When I think back to my childhood, one thing that really stands out is a memory I don’t have. I don’t remember doubting my parents. Well, at least not before I was a teenager. What I mean is I always felt safe and secure, as if I were permanently tucked into a cosy blanket. If my parents ever had doubts or fears about what they were doing to raise me, they hid it well.
This is a memory – or non-memory – I would love to instill in my own children, but I question whether I can pull it off. Every day I have doubts. Every day I wonder if I am doing the right thing or enough of something or too much of something. Have I let the kids watch too much TV? Are they eating well enough? Getting enough exercise? Did I say the right thing? Should I be more worried about Boychild’s worrying?
Sometimes I cannot even conceive of the fact that I have been left responsible for these two souls, to guide them into adulthood, to help them be good people, to make them strong and healthy and confident. How did this happen?
Well, I know how it happened and I wanted it to happen and I’m glad it happened, but honest to Pete if I think too much it overwhelms like a foggy night.
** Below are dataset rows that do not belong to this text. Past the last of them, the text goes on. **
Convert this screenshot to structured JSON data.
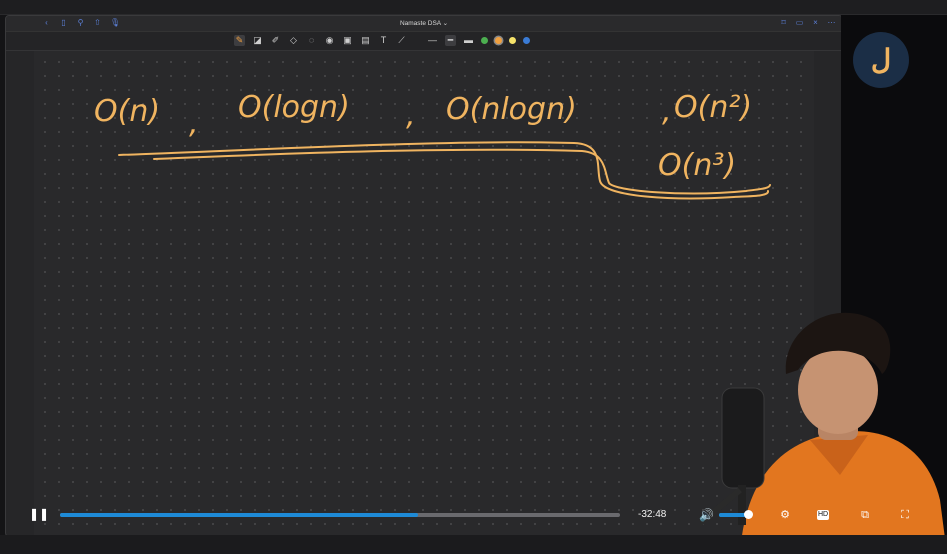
{
  "window": {
    "title": "Namaste DSA",
    "title_chevron": "⌄"
  },
  "titlebar_left": [
    {
      "name": "back-icon",
      "glyph": "‹"
    },
    {
      "name": "sidebar-icon",
      "glyph": "▯"
    },
    {
      "name": "search-icon",
      "glyph": "⚲"
    },
    {
      "name": "share-icon",
      "glyph": "⇧"
    },
    {
      "name": "mic-icon",
      "glyph": "🎙"
    }
  ],
  "titlebar_right": [
    {
      "name": "bookmark-icon",
      "glyph": "⌑"
    },
    {
      "name": "document-icon",
      "glyph": "▭"
    },
    {
      "name": "close-icon",
      "glyph": "×"
    },
    {
      "name": "more-icon",
      "glyph": "⋯"
    }
  ],
  "toolbar_tools": [
    {
      "name": "pen-tool-icon",
      "glyph": "✎",
      "active": true
    },
    {
      "name": "eraser-tool-icon",
      "glyph": "◪"
    },
    {
      "name": "highlighter-tool-icon",
      "glyph": "✐"
    },
    {
      "name": "shapes-tool-icon",
      "glyph": "◇"
    },
    {
      "name": "lasso-tool-icon",
      "glyph": "◌"
    },
    {
      "name": "camera-tool-icon",
      "glyph": "◉"
    },
    {
      "name": "image-tool-icon",
      "glyph": "▣"
    },
    {
      "name": "sticker-tool-icon",
      "glyph": "▤"
    },
    {
      "name": "text-tool-icon",
      "glyph": "T"
    },
    {
      "name": "eyedropper-tool-icon",
      "glyph": "⟋"
    }
  ],
  "toolbar_strokes": [
    {
      "name": "stroke-thin-icon",
      "glyph": "—"
    },
    {
      "name": "stroke-medium-icon",
      "glyph": "━",
      "active": true
    },
    {
      "name": "stroke-thick-icon",
      "glyph": "▬"
    }
  ],
  "toolbar_colors": [
    "#4caf50",
    "#f0a040",
    "#f5e26a",
    "#3a7bd5"
  ],
  "ink_strokes": {
    "color": "#f0b460",
    "expressions": [
      "O(n)",
      "O(logn)",
      "O(nlogn)",
      "O(n²)",
      "O(n³)"
    ],
    "separators": [
      ",",
      ",",
      ","
    ]
  },
  "logo": {
    "glyph": "ل"
  },
  "player": {
    "time_remaining": "-32:48",
    "progress": 0.64,
    "volume": 0.95,
    "accent": "#1e8ad6",
    "icons": {
      "play": "❚❚",
      "volume": "🔊",
      "settings": "⚙",
      "hd": "HD",
      "pip": "⧉",
      "fullscreen": "⛶"
    }
  }
}
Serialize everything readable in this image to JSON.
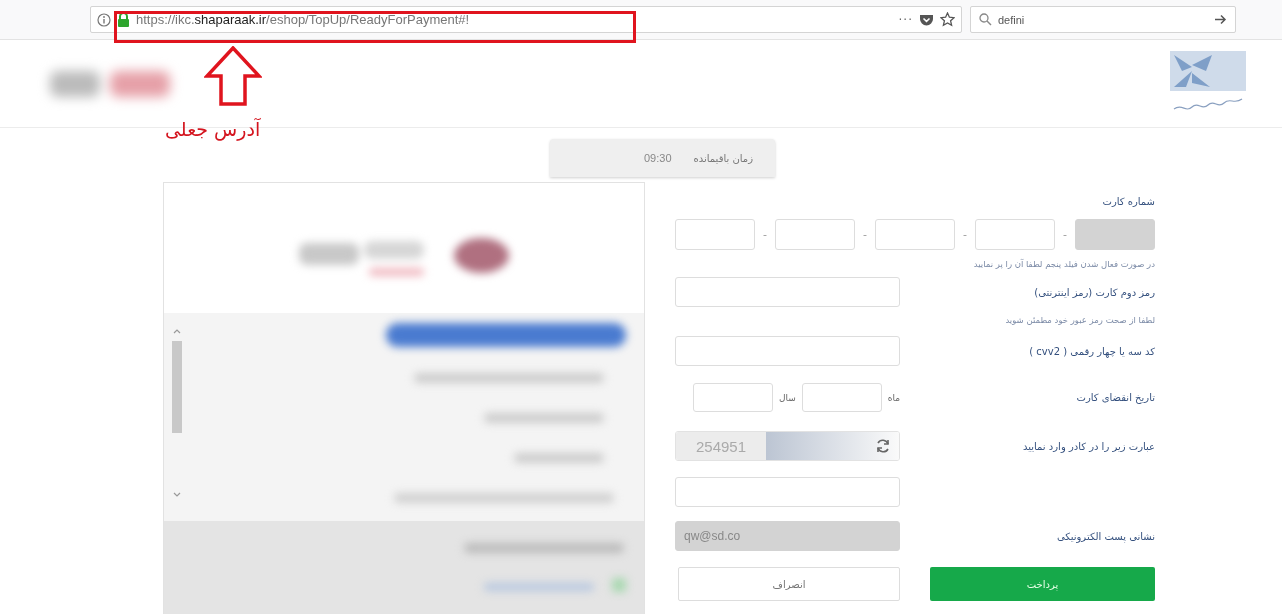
{
  "browser": {
    "url": "https://ikc.**shaparaak.ir**/eshop/TopUp/ReadyForPayment#!",
    "page_actions": "···",
    "search": {
      "value": "defini"
    }
  },
  "annotation": {
    "label": "آدرس جعلی"
  },
  "timer": {
    "label": "زمان باقیمانده",
    "value": "09:30"
  },
  "form": {
    "card_number": {
      "label": "شماره کارت",
      "separator": "-",
      "fields": [
        {
          "disabled": true
        },
        {
          "disabled": false
        },
        {
          "disabled": false
        },
        {
          "disabled": false
        },
        {
          "disabled": false
        }
      ],
      "hint": "در صورت فعال شدن فیلد پنجم لطفا آن را پر نمایید"
    },
    "password": {
      "label": "رمز دوم کارت (رمز اینترنتی)",
      "hint": "لطفا از صحت رمز عبور خود مطمئن شوید"
    },
    "cvv2": {
      "label": "کد سه یا چهار رقمی ( cvv2 )"
    },
    "expiry": {
      "label": "تاریخ انقضای کارت",
      "month_label": "ماه",
      "year_label": "سال"
    },
    "captcha": {
      "label": "عبارت زیر را در کادر وارد نمایید",
      "code": "254951"
    },
    "email": {
      "label": "نشانی پست الکترونیکی",
      "value": "qw@sd.co",
      "disabled": true
    },
    "buttons": [
      {
        "kind": "primary",
        "label": "پرداخت"
      },
      {
        "kind": "secondary",
        "label": "انصراف"
      }
    ]
  }
}
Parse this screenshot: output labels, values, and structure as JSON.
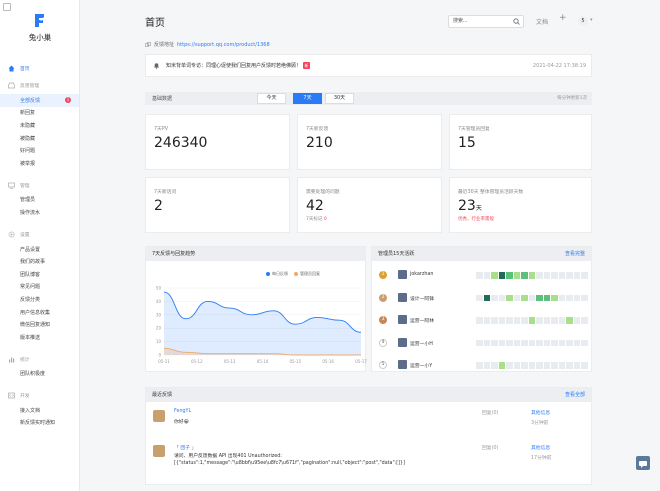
{
  "app": {
    "name": "兔小巢"
  },
  "sidebar": {
    "sections": [
      {
        "label": "首页",
        "icon": "home-icon",
        "items": []
      },
      {
        "label": "反馈管理",
        "icon": "inbox-icon",
        "items": [
          {
            "label": "全部反馈",
            "badge": "1",
            "active": true
          },
          {
            "label": "新回复"
          },
          {
            "label": "未隐藏"
          },
          {
            "label": "被隐藏"
          },
          {
            "label": "好问题"
          },
          {
            "label": "被举报"
          }
        ]
      },
      {
        "label": "管理",
        "icon": "monitor-icon",
        "items": [
          {
            "label": "管理员"
          },
          {
            "label": "操作流水"
          }
        ]
      },
      {
        "label": "设置",
        "icon": "gear-icon",
        "items": [
          {
            "label": "产品设置"
          },
          {
            "label": "我们的故事"
          },
          {
            "label": "团队博客"
          },
          {
            "label": "常见问题"
          },
          {
            "label": "反馈分类"
          },
          {
            "label": "用户信息收集"
          },
          {
            "label": "微信回复通知"
          },
          {
            "label": "版本推送"
          }
        ]
      },
      {
        "label": "统计",
        "icon": "chart-icon",
        "items": [
          {
            "label": "团队积极度"
          }
        ]
      },
      {
        "label": "开发",
        "icon": "code-icon",
        "items": [
          {
            "label": "接入文档"
          },
          {
            "label": "新反馈实时通知"
          }
        ]
      }
    ]
  },
  "header": {
    "title": "首页",
    "search_placeholder": "搜索...",
    "docs": "文档",
    "plus": "+",
    "avatar": "5"
  },
  "feedback_address": {
    "label": "反馈地址",
    "url": "https://support.qq.com/product/1368"
  },
  "notice": {
    "text": "知米背单词专访：同理心促使我们回复用户反馈时若绝佛顾！",
    "tag": "新",
    "time": "2021-04-22 17:38:19"
  },
  "filter": {
    "label": "基础数据",
    "options": [
      "今天",
      "7天",
      "30天"
    ],
    "selected": "7天",
    "update_note": "每分钟更新1次"
  },
  "stats": [
    {
      "label": "7天PV",
      "value": "246340",
      "sub": ""
    },
    {
      "label": "7天新反馈",
      "value": "210",
      "sub": ""
    },
    {
      "label": "7天管理员回复",
      "value": "15",
      "sub": ""
    },
    {
      "label": "7天新话问",
      "value": "2",
      "sub": ""
    },
    {
      "label": "需要处理的问题",
      "value": "42",
      "sub": "7天标记",
      "sub_value": "0"
    },
    {
      "label": "最近30天 整体管理员活跃天数",
      "value": "23",
      "unit": "天",
      "sub": "优秀，行业率需般"
    }
  ],
  "chart_panel": {
    "title": "7天反馈与回复趋势"
  },
  "chart_data": {
    "type": "area",
    "x": [
      "05-11",
      "05-12",
      "05-13",
      "05-14",
      "05-15",
      "05-16",
      "05-17"
    ],
    "series": [
      {
        "name": "每日反馈",
        "color": "#2a7cf6",
        "values": [
          47,
          27,
          40,
          35,
          30,
          33,
          23,
          28,
          26,
          17
        ]
      },
      {
        "name": "管理员回复",
        "color": "#f0a868",
        "values": [
          5,
          2,
          1,
          1,
          1,
          1,
          0,
          0,
          0,
          0
        ]
      }
    ],
    "ylim": [
      0,
      50
    ],
    "yticks": [
      0,
      10,
      20,
      30,
      40,
      50
    ],
    "grid": true,
    "legend": "top-right"
  },
  "ranking": {
    "title": "管理员15天活跃",
    "more": "查看完整",
    "rows": [
      {
        "rank": "1",
        "rank_color": "#e0a030",
        "name": "jokarzhan",
        "cells": [
          0,
          0,
          1,
          3,
          2,
          1,
          2,
          1,
          0,
          0,
          0,
          0,
          0,
          0,
          0
        ]
      },
      {
        "rank": "2",
        "rank_color": "#c8a070",
        "name": "设计—阿锋",
        "cells": [
          0,
          3,
          0,
          0,
          1,
          0,
          1,
          0,
          2,
          2,
          1,
          0,
          0,
          0,
          0
        ]
      },
      {
        "rank": "3",
        "rank_color": "#c88858",
        "name": "运营—阿林",
        "cells": [
          0,
          0,
          0,
          0,
          0,
          0,
          0,
          1,
          0,
          0,
          0,
          0,
          1,
          0,
          0
        ]
      },
      {
        "rank": "4",
        "rank_color": "",
        "name": "运营—小H",
        "cells": [
          0,
          0,
          0,
          0,
          0,
          0,
          0,
          0,
          0,
          0,
          0,
          0,
          0,
          0,
          0
        ]
      },
      {
        "rank": "5",
        "rank_color": "",
        "name": "运营—小Y",
        "cells": [
          0,
          0,
          0,
          1,
          0,
          0,
          0,
          0,
          0,
          0,
          0,
          0,
          0,
          0,
          0
        ]
      }
    ]
  },
  "recent": {
    "title": "最近反馈",
    "more": "查看全部",
    "items": [
      {
        "name": "FengYL",
        "content": "你好😀",
        "status": "回复(0)",
        "link": "其他信息",
        "time": "3分钟前"
      },
      {
        "name": "「 团子 」",
        "content": "请问、用户反馈数据 API 出现401 Unauthorized: [{\"status\":1,\"message\":\"\\u8bbf\\u95ee\\u8fc7\\u671f\",\"pagination\":null,\"object\":\"post\",\"data\":[]}]",
        "status": "回复(0)",
        "link": "其他信息",
        "time": "17分钟前"
      }
    ]
  }
}
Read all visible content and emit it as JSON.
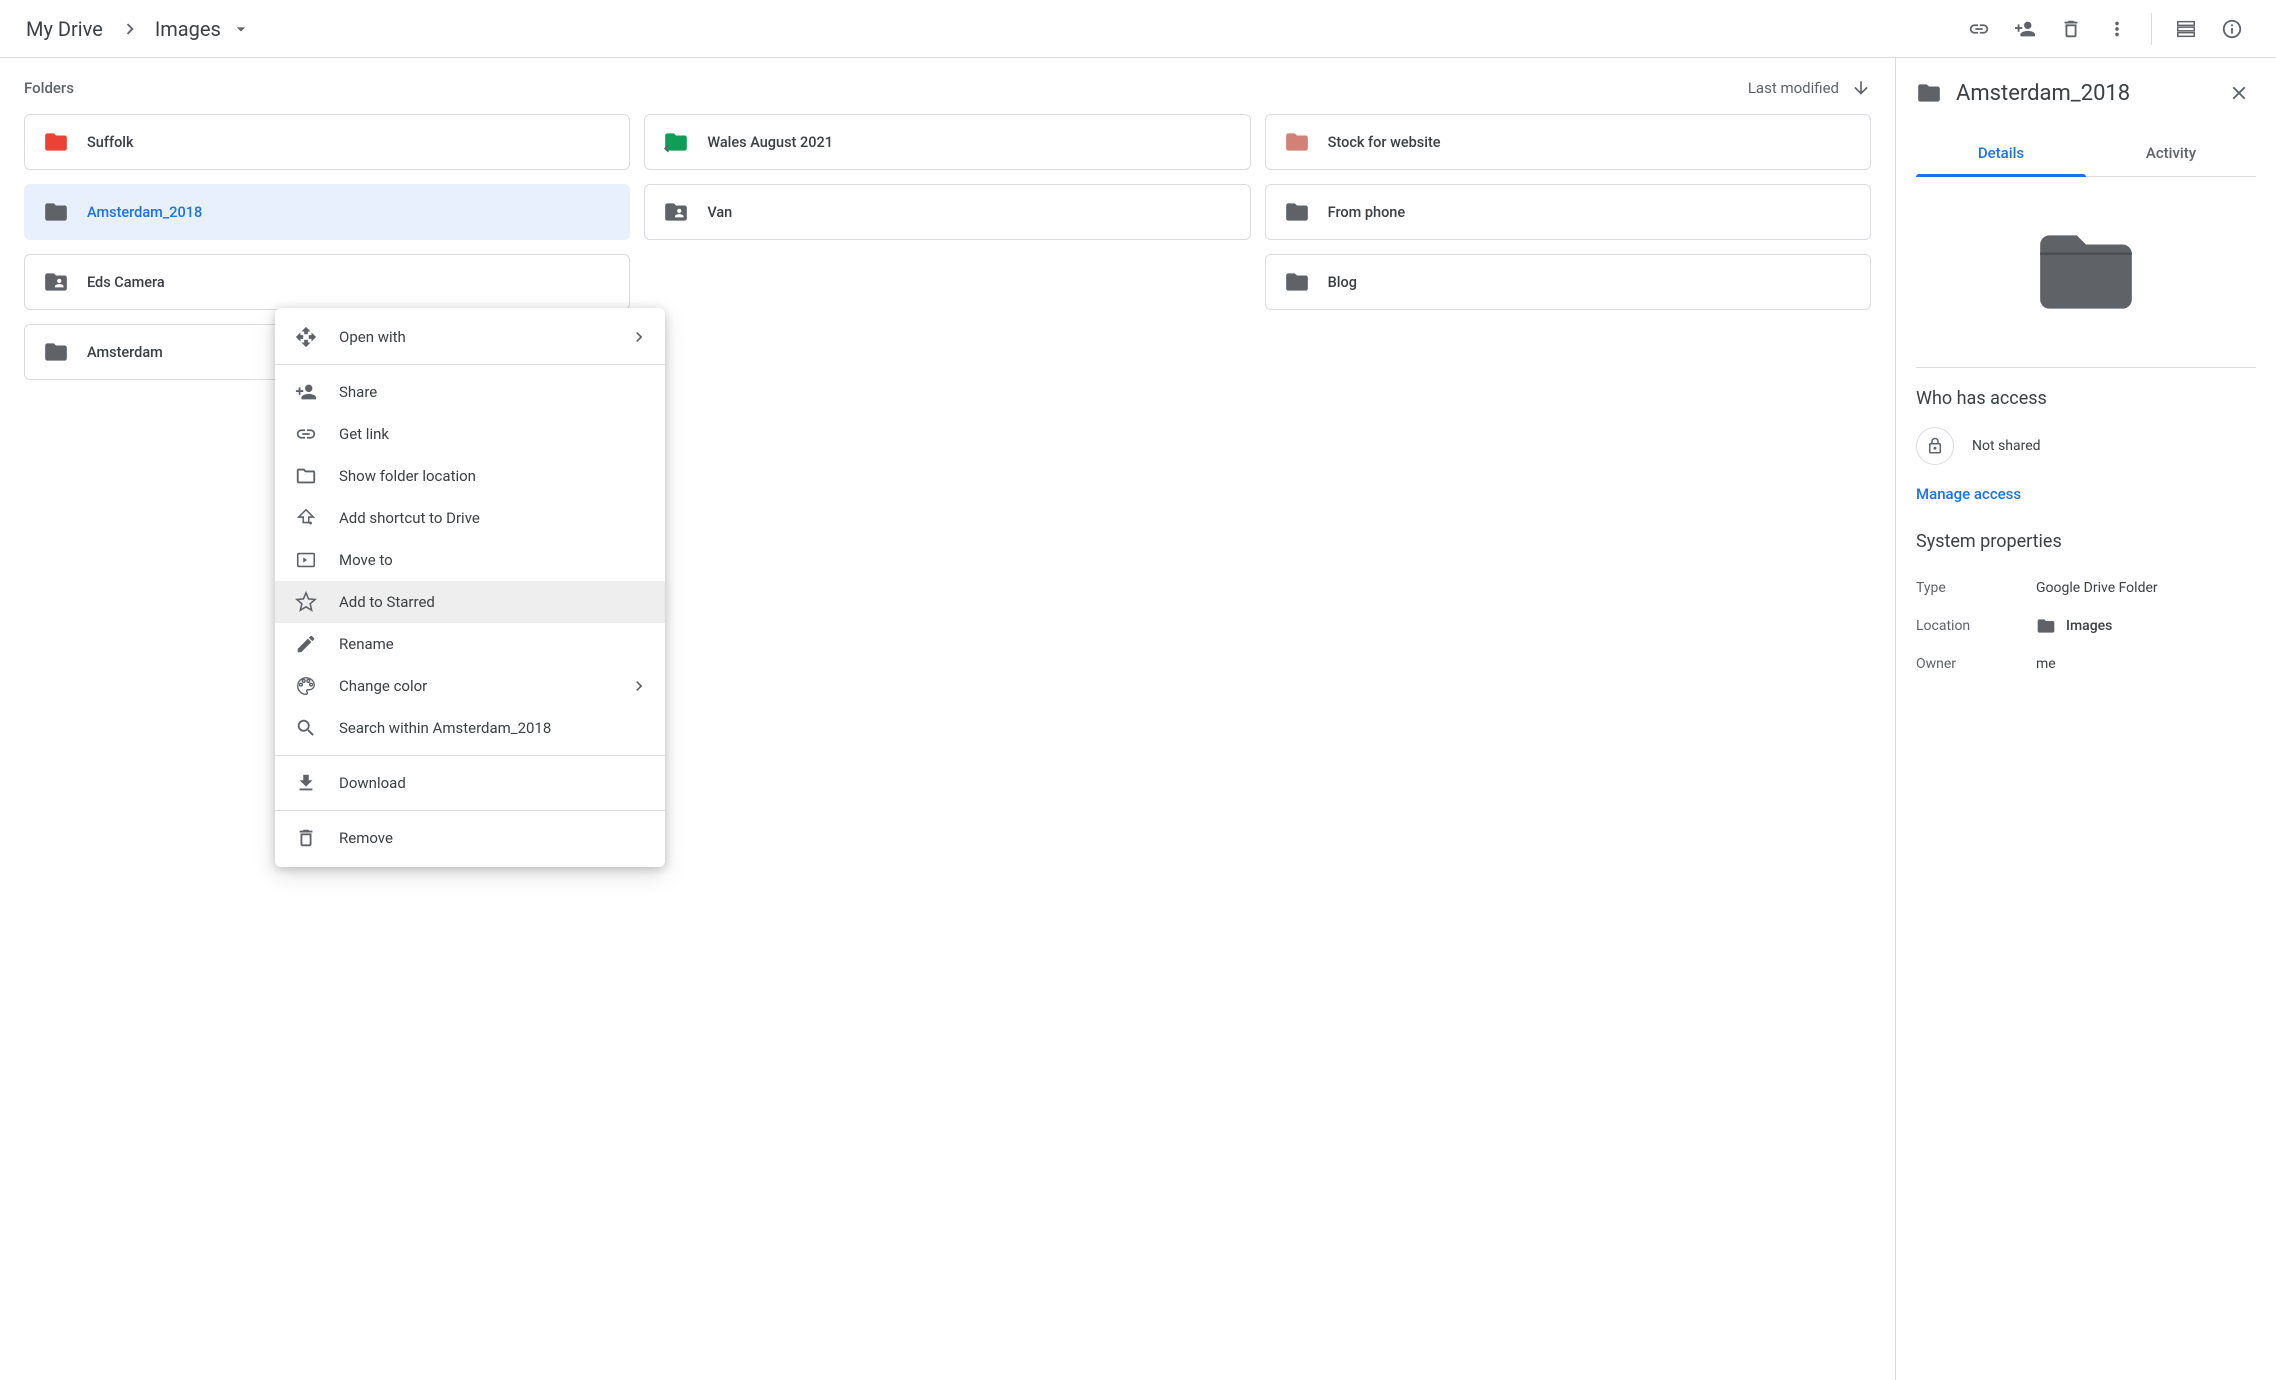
{
  "breadcrumb": {
    "root": "My Drive",
    "current": "Images"
  },
  "section": {
    "folders_label": "Folders",
    "sort_label": "Last modified"
  },
  "folders": [
    {
      "name": "Suffolk",
      "icon_color": "#ea4335",
      "type": "folder"
    },
    {
      "name": "Wales August 2021",
      "icon_color": "#0f9d58",
      "type": "shortcut"
    },
    {
      "name": "Stock for website",
      "icon_color": "#d28177",
      "type": "folder"
    },
    {
      "name": "Amsterdam_2018",
      "icon_color": "#5f6368",
      "type": "folder",
      "selected": true
    },
    {
      "name": "Van",
      "icon_color": "#5f6368",
      "type": "shared"
    },
    {
      "name": "From phone",
      "icon_color": "#5f6368",
      "type": "folder"
    },
    {
      "name": "Eds Camera",
      "icon_color": "#5f6368",
      "type": "shared"
    },
    {
      "name": "",
      "icon_color": "",
      "type": "placeholder"
    },
    {
      "name": "Blog",
      "icon_color": "#5f6368",
      "type": "folder"
    },
    {
      "name": "Amsterdam",
      "icon_color": "#5f6368",
      "type": "folder"
    }
  ],
  "context_menu": {
    "open_with": "Open with",
    "share": "Share",
    "get_link": "Get link",
    "show_location": "Show folder location",
    "add_shortcut": "Add shortcut to Drive",
    "move_to": "Move to",
    "add_starred": "Add to Starred",
    "rename": "Rename",
    "change_color": "Change color",
    "search_within": "Search within Amsterdam_2018",
    "download": "Download",
    "remove": "Remove"
  },
  "details": {
    "title": "Amsterdam_2018",
    "tabs": {
      "details": "Details",
      "activity": "Activity"
    },
    "access_title": "Who has access",
    "not_shared": "Not shared",
    "manage_access": "Manage access",
    "system_props_title": "System properties",
    "type_label": "Type",
    "type_value": "Google Drive Folder",
    "location_label": "Location",
    "location_value": "Images",
    "owner_label": "Owner",
    "owner_value": "me"
  }
}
There is so much information out there about doing “the right thing.” You want to make wise and informed choices about being a parent, but you could honestly spend more than half your life researching the answer to questions that many people take for granted, such as vaccinations or enrolling in French immersion or eating peanut butter.
So you end up going with your gut and trying to be confident in the conviction that your own parents raised you well and, as a result, you will make good choices. And that’s all well and good until you are blessed with a child whose picture can be found in the dictionary beside the words “temper tantrum.” Even though you’ve read the books and flipped through the websites, there just isn’t really a simple way to quell these little storms that rise and blow and ebb. Corners and time outs and naughty spots and removed privileges and big hugs and yelling and threats about finding oneself in a snowbank – there is no magic answer.
Do they see it when I am at my wit’s end? Will they look back and have the same wonderful non-memory that I have? I just don’t know.